Citation: Chicco D and Jurman G (2022) An Invitation to Greater Use of Matthews Correlation Coefficient in Robotics and Artificial Intelligence. Front. Robot. AI 9:876814. doi: 10.3389/frobt.2022.876814

Received: 15 February 2022; Accepted: 07 March 2022;
Published: 25 March 2022.

Edited by:

Takashi Ikegami, The University of Tokyo, Japan

Reviewed by:

Patrick Timmons, Nuritas Limited, Ireland

Copyright © 2022 Chicco and Jurman. This is an open-access article distributed under the terms of the Creative Commons Attribution License (CC BY). The use, distribution or reproduction in other forums is permitted, provided the original author(s) and the copyright owner(s) are credited and that the original publication in this journal is cited, in accordance with accepted academic practice. No use, distribution or reproduction is permitted which does not comply with these terms.

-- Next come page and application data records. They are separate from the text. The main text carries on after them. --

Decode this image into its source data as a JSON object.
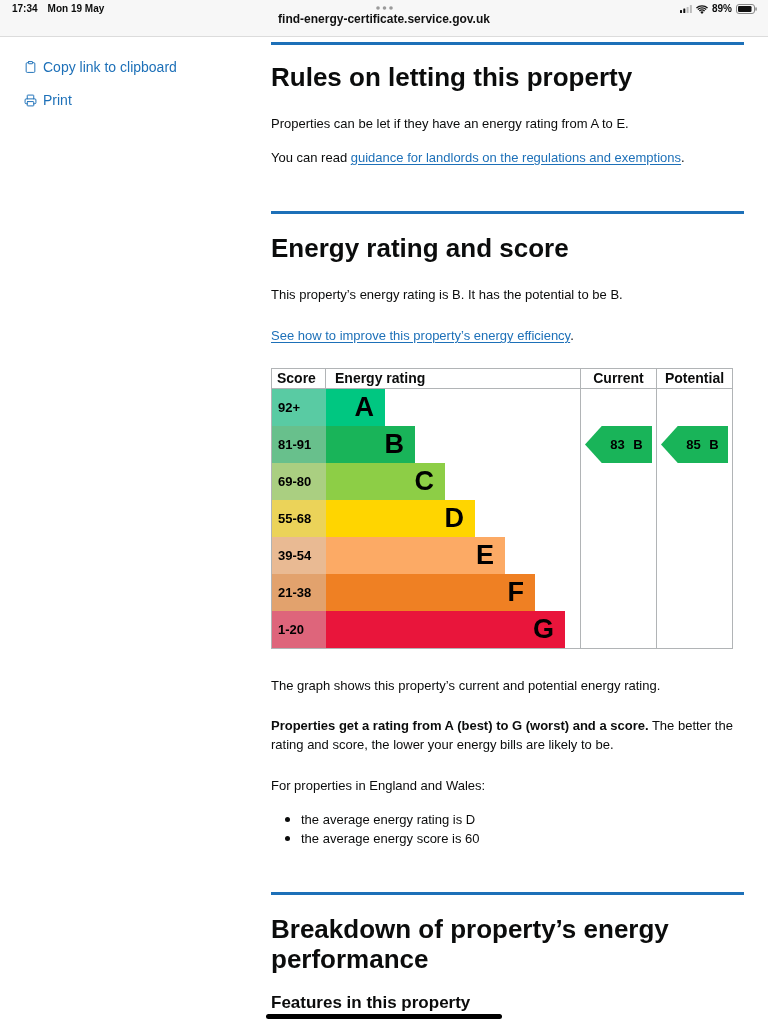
{
  "status_bar": {
    "time": "17:34",
    "date": "Mon 19 May",
    "url": "find-energy-certificate.service.gov.uk",
    "battery": "89%"
  },
  "sidebar": {
    "items": [
      {
        "label": "Copy link to clipboard",
        "kind": "copy"
      },
      {
        "label": "Print",
        "kind": "print"
      }
    ]
  },
  "letting_rules": {
    "heading": "Rules on letting this property",
    "text": "Properties can be let if they have an energy rating from A to E.",
    "guidance": {
      "before": "You can read ",
      "link": "guidance for landlords on the regulations and exemptions",
      "after": "."
    }
  },
  "energy_rating": {
    "heading": "Energy rating and score",
    "summary": "This property’s energy rating is B. It has the potential to be B.",
    "improve": {
      "link": "See how to improve this property’s energy efficiency",
      "after": "."
    },
    "graph": {
      "columns": [
        "Score",
        "Energy rating",
        "Current",
        "Potential"
      ],
      "bands": [
        {
          "score": "92+",
          "letter": "A",
          "color": "#00c781"
        },
        {
          "score": "81-91",
          "letter": "B",
          "color": "#19b459",
          "current": "83 B",
          "potential": "85 B"
        },
        {
          "score": "69-80",
          "letter": "C",
          "color": "#8dce46"
        },
        {
          "score": "55-68",
          "letter": "D",
          "color": "#ffd500"
        },
        {
          "score": "39-54",
          "letter": "E",
          "color": "#fcaa65"
        },
        {
          "score": "21-38",
          "letter": "F",
          "color": "#ef8023"
        },
        {
          "score": "1-20",
          "letter": "G",
          "color": "#e9153b"
        }
      ]
    },
    "caption": "The graph shows this property’s current and potential energy rating.",
    "rating_note": "**Properties get a rating from A (best) to G (worst) and a score.** The better the rating and score, the lower your energy bills are likely to be.",
    "averages_intro": "For properties in England and Wales:",
    "averages": [
      "the average energy rating is D",
      "the average energy score is 60"
    ]
  },
  "breakdown": {
    "heading": "Breakdown of property’s energy performance",
    "subheading": "Features in this property"
  }
}
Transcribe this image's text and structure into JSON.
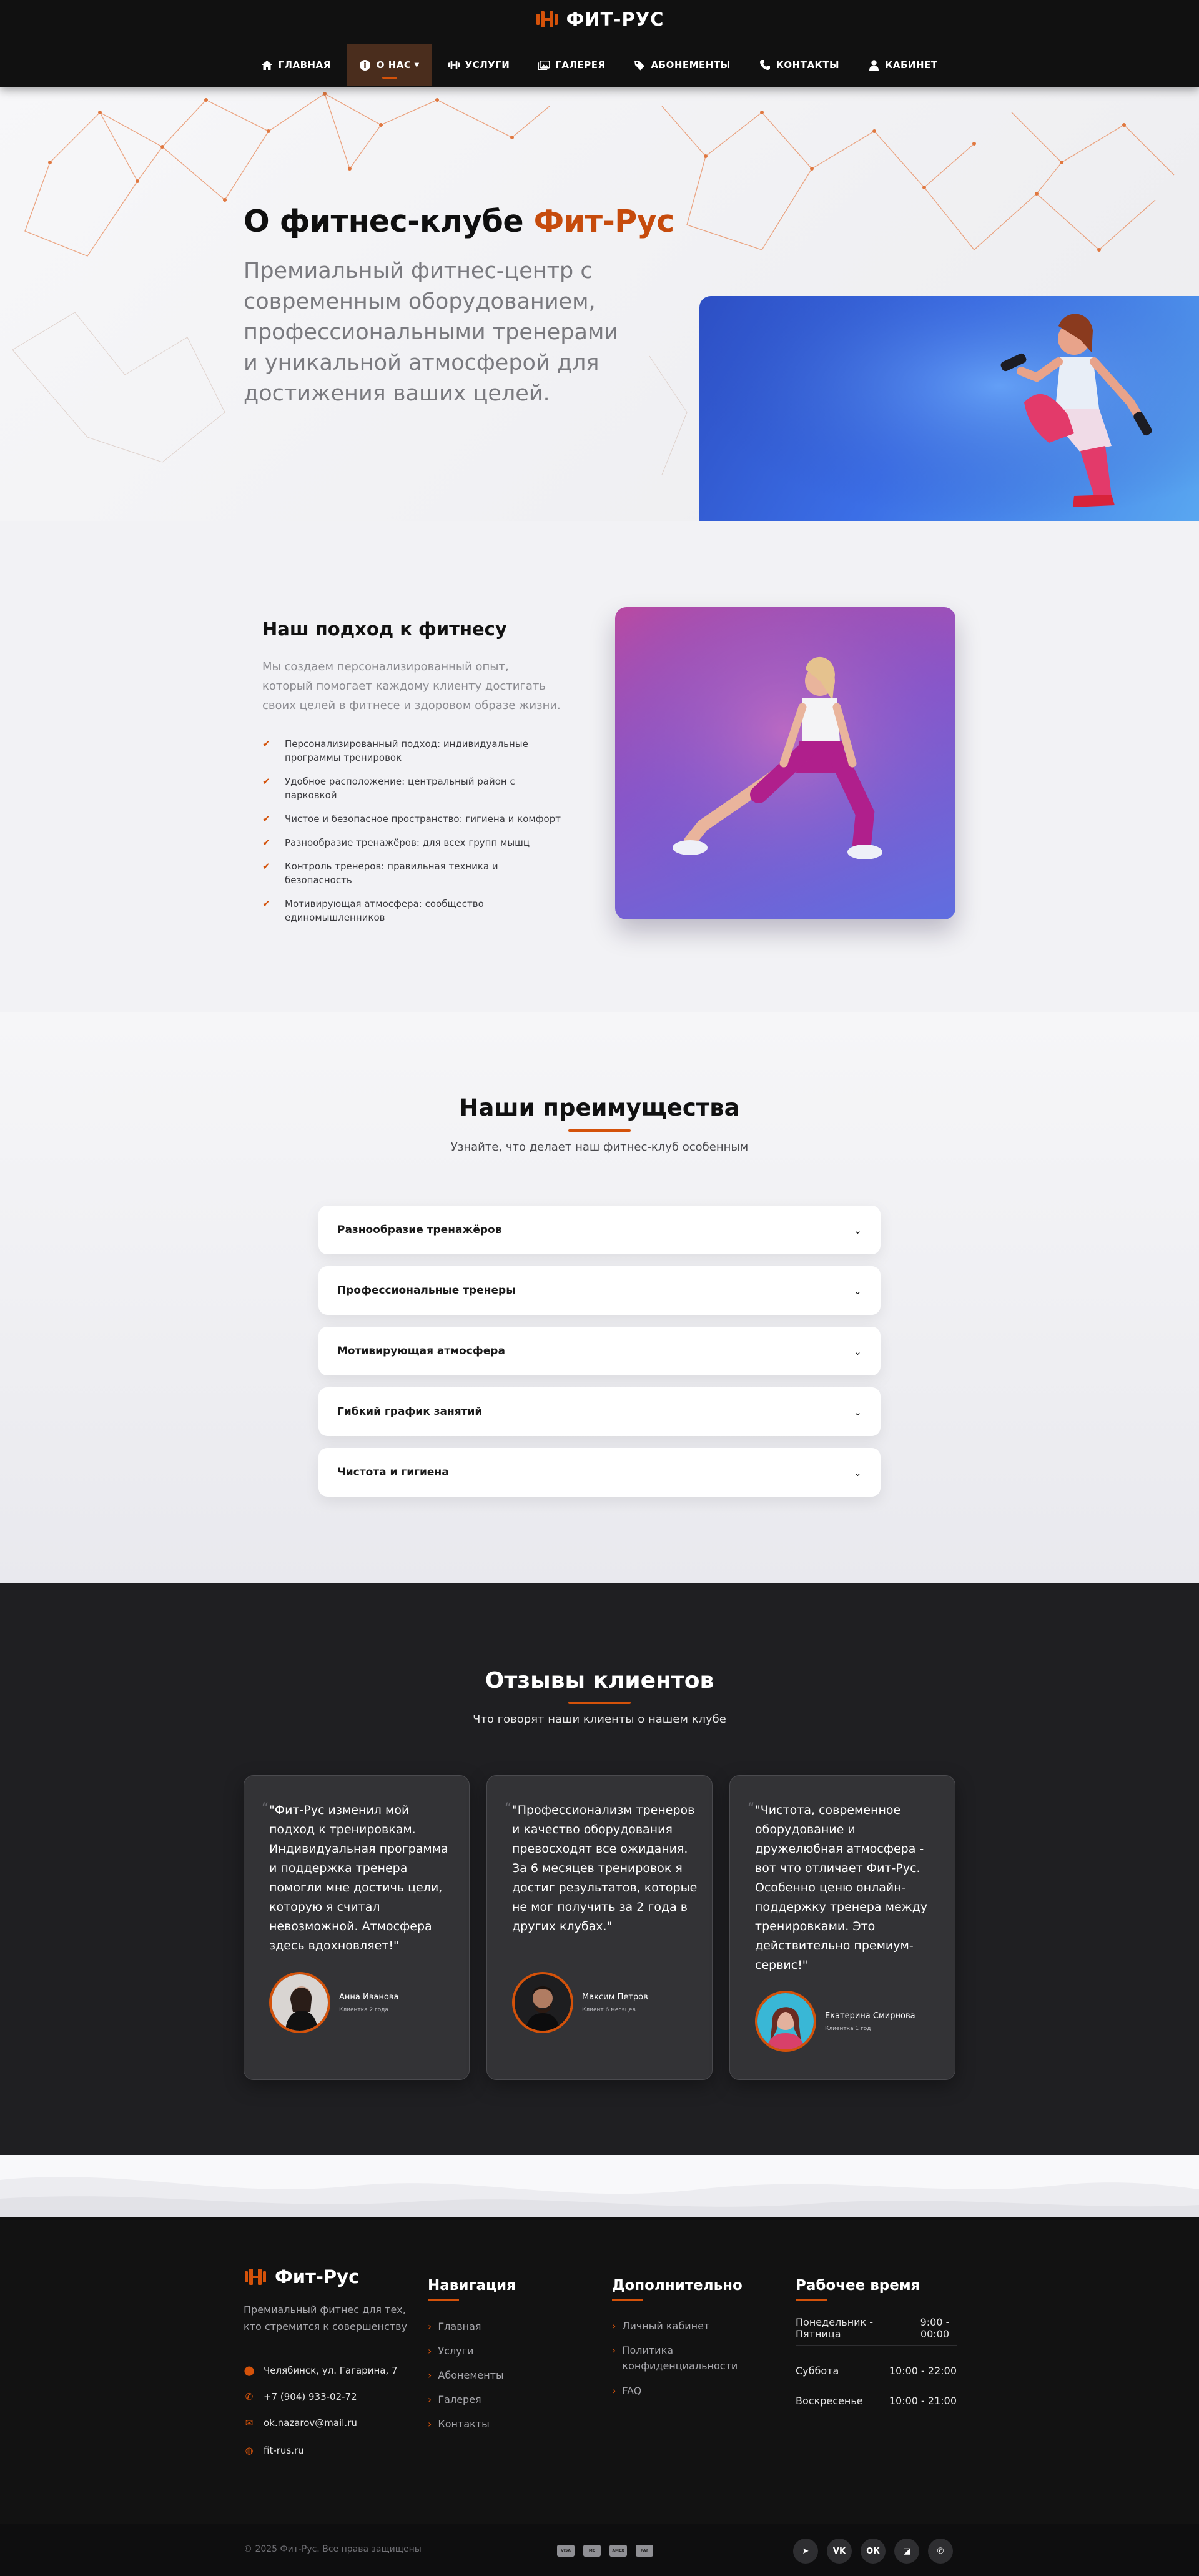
{
  "brand": {
    "name": "ФИТ-РУС",
    "accent_color": "#d4520a"
  },
  "nav": {
    "items": [
      {
        "label": "ГЛАВНАЯ",
        "icon": "home-icon"
      },
      {
        "label": "О НАС",
        "icon": "info-icon",
        "active": true
      },
      {
        "label": "УСЛУГИ",
        "icon": "dumbbell-icon"
      },
      {
        "label": "ГАЛЕРЕЯ",
        "icon": "gallery-icon"
      },
      {
        "label": "АБОНЕМЕНТЫ",
        "icon": "tag-icon"
      },
      {
        "label": "КОНТАКТЫ",
        "icon": "phone-icon"
      },
      {
        "label": "КАБИНЕТ",
        "icon": "user-icon"
      }
    ]
  },
  "hero": {
    "title": "О фитнес-клубе ",
    "title_accent": "Фит-Рус",
    "text": "Премиальный фитнес-центр с современным оборудованием, профессиональными тренерами и уникальной атмосферой для достижения ваших целей."
  },
  "approach": {
    "title": "Наш подход к фитнесу",
    "description": "Мы создаем персонализированный опыт, который помогает каждому клиенту достигать своих целей в фитнесе и здоровом образе жизни.",
    "items": [
      "Персонализированный подход: индивидуальные программы тренировок",
      "Удобное расположение: центральный район с парковкой",
      "Чистое и безопасное пространство: гигиена и комфорт",
      "Разнообразие тренажёров: для всех групп мышц",
      "Контроль тренеров: правильная техника и безопасность",
      "Мотивирующая атмосфера: сообщество единомышленников"
    ]
  },
  "advantages": {
    "title": "Наши преимущества",
    "subtitle": "Узнайте, что делает наш фитнес-клуб особенным",
    "items": [
      "Разнообразие тренажёров",
      "Профессиональные тренеры",
      "Мотивирующая атмосфера",
      "Гибкий график занятий",
      "Чистота и гигиена"
    ]
  },
  "reviews": {
    "title": "Отзывы клиентов",
    "subtitle": "Что говорят наши клиенты о нашем клубе",
    "items": [
      {
        "text": "\"Фит-Рус изменил мой подход к тренировкам. Индивидуальная программа и поддержка тренера помогли мне достичь цели, которую я считал невозможной. Атмосфера здесь вдохновляет!\"",
        "name": "Анна Иванова",
        "meta": "Клиентка 2 года"
      },
      {
        "text": "\"Профессионализм тренеров и качество оборудования превосходят все ожидания. За 6 месяцев тренировок я достиг результатов, которые не мог получить за 2 года в других клубах.\"",
        "name": "Максим Петров",
        "meta": "Клиент 6 месяцев"
      },
      {
        "text": "\"Чистота, современное оборудование и дружелюбная атмосфера - вот что отличает Фит-Рус. Особенно ценю онлайн-поддержку тренера между тренировками. Это действительно премиум-сервис!\"",
        "name": "Екатерина Смирнова",
        "meta": "Клиентка 1 год"
      }
    ]
  },
  "footer": {
    "brand": "Фит-Рус",
    "description": "Премиальный фитнес для тех, кто стремится к совершенству",
    "contacts": [
      {
        "icon": "location-icon",
        "text": "Челябинск, ул. Гагарина, 7"
      },
      {
        "icon": "phone-icon",
        "text": "+7 (904) 933-02-72"
      },
      {
        "icon": "mail-icon",
        "text": "ok.nazarov@mail.ru"
      },
      {
        "icon": "globe-icon",
        "text": "fit-rus.ru"
      }
    ],
    "nav_title": "Навигация",
    "nav_links": [
      "Главная",
      "Услуги",
      "Абонементы",
      "Галерея",
      "Контакты"
    ],
    "extra_title": "Дополнительно",
    "extra_links": [
      "Личный кабинет",
      "Политика конфиденциальности",
      "FAQ"
    ],
    "hours_title": "Рабочее время",
    "hours": [
      {
        "day": "Понедельник - Пятница",
        "time": "9:00 - 00:00"
      },
      {
        "day": "Суббота",
        "time": "10:00 - 22:00"
      },
      {
        "day": "Воскресенье",
        "time": "10:00 - 21:00"
      }
    ],
    "copyright": "© 2025 Фит-Рус. Все права защищены",
    "payments": [
      "VISA",
      "MC",
      "AMEX",
      "PAY"
    ],
    "socials": [
      {
        "icon": "telegram-icon",
        "glyph": "➤"
      },
      {
        "icon": "vk-icon",
        "glyph": "VK"
      },
      {
        "icon": "ok-icon",
        "glyph": "ОК"
      },
      {
        "icon": "twitch-icon",
        "glyph": "◪"
      },
      {
        "icon": "whatsapp-icon",
        "glyph": "✆"
      }
    ]
  }
}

*Correspondence: Davide Chicco, davidechicco@davidechicco.it, orcid.org/0000-0001-9655-7142

ORCID: Giuseppe Jurman, orcid.org/0000-0002-2705-5728

Disclaimer: All claims expressed in this article are solely those of the authors and do not necessarily represent those of their affiliated organizations, or those of the publisher, the editors and the reviewers. Any product that may be evaluated in this article or claim that may be made by its manufacturer is not guaranteed or endorsed by the publisher.